- to strengthen the Commonwealth;
- to secure reform for a more effective UN.

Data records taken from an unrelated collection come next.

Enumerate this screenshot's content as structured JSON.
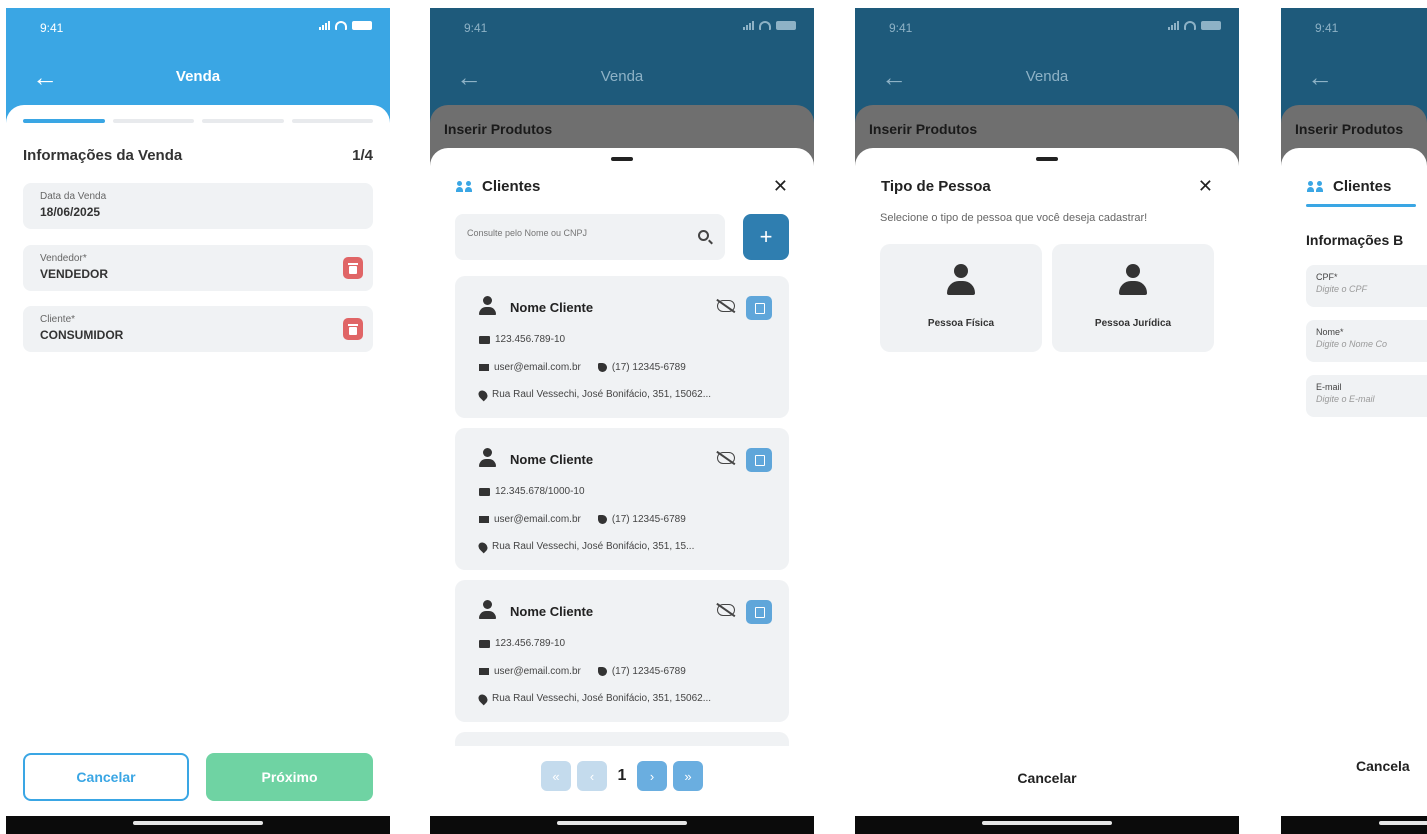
{
  "status": {
    "time": "9:41"
  },
  "colors": {
    "primary": "#3aa6e4",
    "primary_dark": "#1e5a7b",
    "success": "#6fd3a3",
    "danger": "#e06566"
  },
  "screen1": {
    "title": "Venda",
    "section_title": "Informações da Venda",
    "step": "1/4",
    "fields": [
      {
        "label": "Data da Venda",
        "value": "18/06/2025"
      },
      {
        "label": "Vendedor*",
        "value": "VENDEDOR"
      },
      {
        "label": "Cliente*",
        "value": "CONSUMIDOR"
      }
    ],
    "cancel": "Cancelar",
    "next": "Próximo"
  },
  "screen2": {
    "title": "Venda",
    "behind": "Inserir Produtos",
    "modal_title": "Clientes",
    "close": "✕",
    "search_placeholder": "Consulte pelo Nome ou CNPJ",
    "add": "+",
    "clients": [
      {
        "name": "Nome Cliente",
        "doc": "123.456.789-10",
        "email": "user@email.com.br",
        "phone": "(17) 12345-6789",
        "address": "Rua Raul Vessechi, José Bonifácio, 351, 15062..."
      },
      {
        "name": "Nome Cliente",
        "doc": "12.345.678/1000-10",
        "email": "user@email.com.br",
        "phone": "(17) 12345-6789",
        "address": "Rua Raul Vessechi, José Bonifácio, 351, 15..."
      },
      {
        "name": "Nome Cliente",
        "doc": "123.456.789-10",
        "email": "user@email.com.br",
        "phone": "(17) 12345-6789",
        "address": "Rua Raul Vessechi, José Bonifácio, 351, 15062..."
      }
    ],
    "pager": {
      "first": "«",
      "prev": "‹",
      "page": "1",
      "next": "›",
      "last": "»"
    }
  },
  "screen3": {
    "title": "Venda",
    "behind": "Inserir Produtos",
    "modal_title": "Tipo de Pessoa",
    "close": "✕",
    "subtitle": "Selecione o tipo de pessoa que você deseja cadastrar!",
    "options": [
      "Pessoa Física",
      "Pessoa Jurídica"
    ],
    "cancel": "Cancelar"
  },
  "screen4": {
    "behind": "Inserir Produtos",
    "tab": "Clientes",
    "section": "Informações B",
    "fields": [
      {
        "label": "CPF*",
        "placeholder": "Digite o CPF"
      },
      {
        "label": "Nome*",
        "placeholder": "Digite o Nome Co"
      },
      {
        "label": "E-mail",
        "placeholder": "Digite o E-mail"
      }
    ],
    "cancel": "Cancela"
  }
}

Foreign relations must not be limited to contact between politicians. The Labour Government also sets as one of its benchmarks a commitment to foster a people's diplomacy to increase respect, understanding and goodwill for Britain among nations as well as governments. To achieve this aim we will draw on the British Council and the BBC World Service, and will build on the unique advantage for our country of the growing use of English as the language of international communication. Today's Mission Statement sets out new directions in foreign policy. It makes the business of the Foreign and Commonwealth Office delivery of a long-term strategy, not just managing crisis intervention. It supplies an ethical content to foreign policy and recognises that the national interest cannot be defined only by narrow realpolitik. It aims to make Britain a leading partner in a world community of nations, and reverses the Tory trend towards not so splendid isolation. We are setting a new direction for the Foreign and Commonwealth Office under the new team of Ministers with me here today. But this is not just a Mission Statement for Ministers. It is a work programme for every diplomat abroad and all staff in this building. As part of a more open, inclusive approach to management, I personally will be communicating our Mission Statement to staff. On Friday, I will meet in this room with representatives of all departments and all grades to explain our Mission Statement to them. Within the next two weeks we will be sending to each of more than two hundred foreign posts a video prepared with the help of David Puttnam in which I will speak directly to them of our new goals and our new direction. My message to all staff is that Ministers need their professionalism, expertise and dedication if we are to achieve our aims and measure up to our benchmarks. I invite them today to work together with us in a joint project to make Britain once again a force for good in the world.